Voter turnout rose to 23 per cent in this year’s IGNITE elections

Mar 16, 2023 | Campus News, News

Humber College and the University of Guelph-Humber has a student government following last week’s voting that attracted more students that in the recent past.

The results for for 2023-2024 are in. A total of 14 candidates ran in the election, and 7,061 out of 29,911 voters cast a ballot, a 23.6 per cent voter turnout, IGNITE said. 

IGNITE, the student union at Humber College and the University of Guelph-Humber, represents about 30,000 students and is handles more than $13 million worth of student fees.

This year 23.6 per cent of eligible voters — compared to about nine per cent last year — picked thye IGNITE board of directors.

Shanell Roy, who won with 43 per cent votes at Humber North, said this year the voter turnout was more because it is a post-pandemic year.

“We are coming from the era of the pandemic,” she said. “A lot of students are still shy, some of them are still in their shells”.

Roy said she didn’t expect her to win because she didn’t get many attendees at the Women’s Day event last week.

“I literally had a breakdown on campus because this is me trying to help them to build their professional portfolio,” Roy said.

She said her biggest fear is not being able to help the students.

“This fear will be stemming from students not having the courage to visit the IGNITE website,” Roy said.

The elections were held last week with a total of 14 candidates competing for the positions on the board of directors.
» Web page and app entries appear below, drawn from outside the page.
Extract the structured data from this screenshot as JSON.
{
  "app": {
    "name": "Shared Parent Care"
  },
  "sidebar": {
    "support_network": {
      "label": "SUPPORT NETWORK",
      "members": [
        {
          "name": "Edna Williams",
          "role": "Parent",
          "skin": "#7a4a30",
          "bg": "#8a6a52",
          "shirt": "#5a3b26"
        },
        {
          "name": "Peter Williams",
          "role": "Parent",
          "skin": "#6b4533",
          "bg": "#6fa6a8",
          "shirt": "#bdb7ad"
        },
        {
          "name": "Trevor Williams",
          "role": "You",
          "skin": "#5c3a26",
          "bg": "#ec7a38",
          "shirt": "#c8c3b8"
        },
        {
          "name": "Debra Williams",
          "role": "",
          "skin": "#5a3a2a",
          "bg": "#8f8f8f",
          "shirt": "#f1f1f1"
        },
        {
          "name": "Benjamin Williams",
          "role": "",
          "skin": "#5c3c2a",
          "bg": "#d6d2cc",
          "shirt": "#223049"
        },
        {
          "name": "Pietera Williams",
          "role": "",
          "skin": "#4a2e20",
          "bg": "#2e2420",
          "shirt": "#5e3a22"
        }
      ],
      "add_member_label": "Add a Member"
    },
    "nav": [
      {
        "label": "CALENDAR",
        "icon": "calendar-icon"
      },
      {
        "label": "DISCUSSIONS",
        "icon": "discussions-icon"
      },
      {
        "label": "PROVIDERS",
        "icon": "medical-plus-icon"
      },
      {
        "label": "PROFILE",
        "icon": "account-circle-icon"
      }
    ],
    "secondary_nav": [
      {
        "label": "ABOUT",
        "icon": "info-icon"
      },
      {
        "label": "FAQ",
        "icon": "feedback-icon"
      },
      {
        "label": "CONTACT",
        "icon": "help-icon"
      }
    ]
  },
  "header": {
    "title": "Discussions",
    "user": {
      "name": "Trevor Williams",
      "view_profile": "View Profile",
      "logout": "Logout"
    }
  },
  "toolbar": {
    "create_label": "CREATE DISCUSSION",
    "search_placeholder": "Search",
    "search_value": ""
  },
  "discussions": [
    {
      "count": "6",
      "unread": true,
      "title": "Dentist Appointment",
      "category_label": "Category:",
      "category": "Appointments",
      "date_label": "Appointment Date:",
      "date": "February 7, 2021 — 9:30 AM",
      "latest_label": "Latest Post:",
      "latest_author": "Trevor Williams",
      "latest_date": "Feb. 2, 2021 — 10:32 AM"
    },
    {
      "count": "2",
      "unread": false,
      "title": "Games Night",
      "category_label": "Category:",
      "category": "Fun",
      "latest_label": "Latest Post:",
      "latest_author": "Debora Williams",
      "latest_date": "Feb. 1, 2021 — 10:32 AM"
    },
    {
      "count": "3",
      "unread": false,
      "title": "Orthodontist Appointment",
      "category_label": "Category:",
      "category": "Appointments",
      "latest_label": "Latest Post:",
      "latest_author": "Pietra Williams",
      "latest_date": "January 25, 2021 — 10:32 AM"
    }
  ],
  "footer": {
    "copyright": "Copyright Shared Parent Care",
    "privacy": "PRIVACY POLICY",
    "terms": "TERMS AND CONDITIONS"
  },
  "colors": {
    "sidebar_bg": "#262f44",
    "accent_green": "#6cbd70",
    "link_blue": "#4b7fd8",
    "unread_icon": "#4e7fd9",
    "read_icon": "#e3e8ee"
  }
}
The nine elected student representatives will serve Humber College North and Lakeshore campuses and University of Guelph-Humber students.

Angad Handa, who won with 14 per cent of votes at Humber North, said student advocacy will be his top priority as a member of IGNITE.

“There are some issues and concerns like on-campus jobs, the parking lot issues, and many other issues that need to get a limelight”, he said.

Handa said he has always been active in leadership roles as he was the captain of the cricket team back home in India.

He said as a leader he is someone who likes to work in a team.

“I would like to work with everyone and get their suggestions, their ideas and put work to it,” Handa said.

Navjot Singh, who won with 21 per cent of votes at Lakeshore, said his police foundations program inspired him to run for this election.

A man in a turban standing in front of a building.

Navjot Singh standing in front of a building. Photo credit: Courtesy Navjot Singh

“My program teaches me all about leadership and this election was an opportunity for me to get experience in leadership and serve the students,” he said.

Jenny Trang, who received 25 per cent votes at Guelph-Humber, said her top priority for the upcoming year is to be as transparent as possible with the students.

“I think it’s extremely important for the students to know what is going on with their student union and what decisions are being made for them,” she said.

Trang said she is grateful after winning as everyone has put in a lot of hard work during the campaigns.

“After two weeks of campaigning, I understand how much hard work every single candidate put into this election,” Trang said.

Roy said she is looking forward to working for student advocacy in the future.

“There’s so much more work to be done. And the good work must go on,” she said.

The North representatives on the Board of Governors are: Chair Jessica Urzua Cordon-Carrera Valle, Marisa Ulloa-Cornejo and Aksnoor Singh Kamboj. The Lakeshore directors are Neha Singh and Parul Yadav. Guelph-Humber directors are Fiona Mahadeo, Brittany Bartolome and Lauren Abela.